You talked about us forgetting they are real couple, so the two on screen together, how did they feed off each other as actors?
While we were writing we were very conscious of this. There were a couple of people who were also worried that the earlier films that they had done together had not done too well or whatever. But I said that a film doesn’t work for many reasons or it works for many reasons. At the end, my co-writer and I, we were quite sure that we had to play the characters in a way that the people don’t expect a typical kind of a relationship, a love story kind of a situation in the movie. There is a relationship of course, but we have done it in an unexpected way.
You have shot all over the world, so how did you decide where the situations would take place?
Actually what happened is when I was writing and I knew it being an agent film there would be certain amount of traveling and going to different countries. So initially I actually use to make a wish list of places I wanted to go. (Laughs) Oh I’d love to go Morocco and shoot something there and then okay what about this place, what about that place. Then we used to Google and check out many places and do a lot of armchair traveling this way. We finally chose three or four countries but I didn’t want to sell it as you know we’ve gone to so many countries, that’s not the point, the point is that the palette of the film changes. For example, it starts in Afghanistan, which is kind of a dusty desert landscape and then it goes to Russia, which is cold, followed by Morocco, it was in the height of summer we shot there. Riga, Latvia which is again East European, it is a colder, darker kind of area.
What is your favorite thing about the film?
At this stage there’ll be too many things. But I think it’s got a lot of music in it, which in my earlier films I really didn’t have. So for me the challenge was to make the songs set into the script and the situation. I am against kind of interrupting the story flow. So that was one thing. Then I think opening sequence. We wanted to introduce our character in an as interesting a way possible. So it’s a very unexpected kind of introduction where you kind of worry okay is this the agent and what’s this guy all about… you know that kind of thing. And eventually you get an idea about what he’s doing and why he’s doing it.

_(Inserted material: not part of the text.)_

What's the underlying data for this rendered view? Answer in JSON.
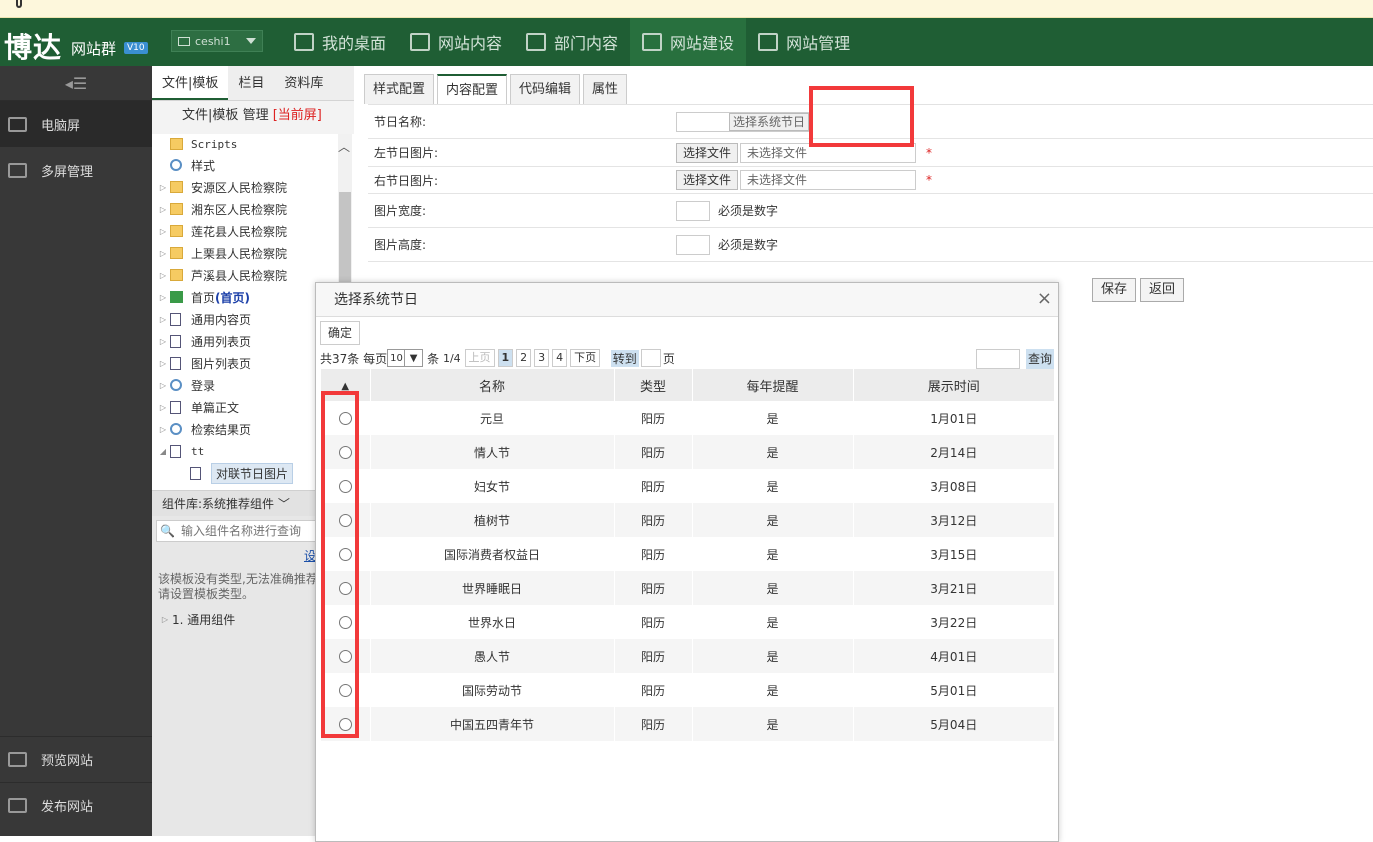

What do you think audiences are going to love about Agent Vinod?
It’s a roller coaster ride. It’s like a Hitchcock film like North by Northwest. It’s got a little bit of the Bond flavor and at the same time it’s got the grip and edge of a Bourne film. It’s finally a Hindi movie with all its music and humor and all that. I think it’s an overall package that is sumptuous.
I would like to thank Sriram for the great talk and look forward to seeing Agent Vinod when it hits the big screen tomorrow!Agent Vinod Alfred Hitchcock Interviews James Bond Kareena Kapoor North by Northwest Saif Ali Khan Sriram Raghavan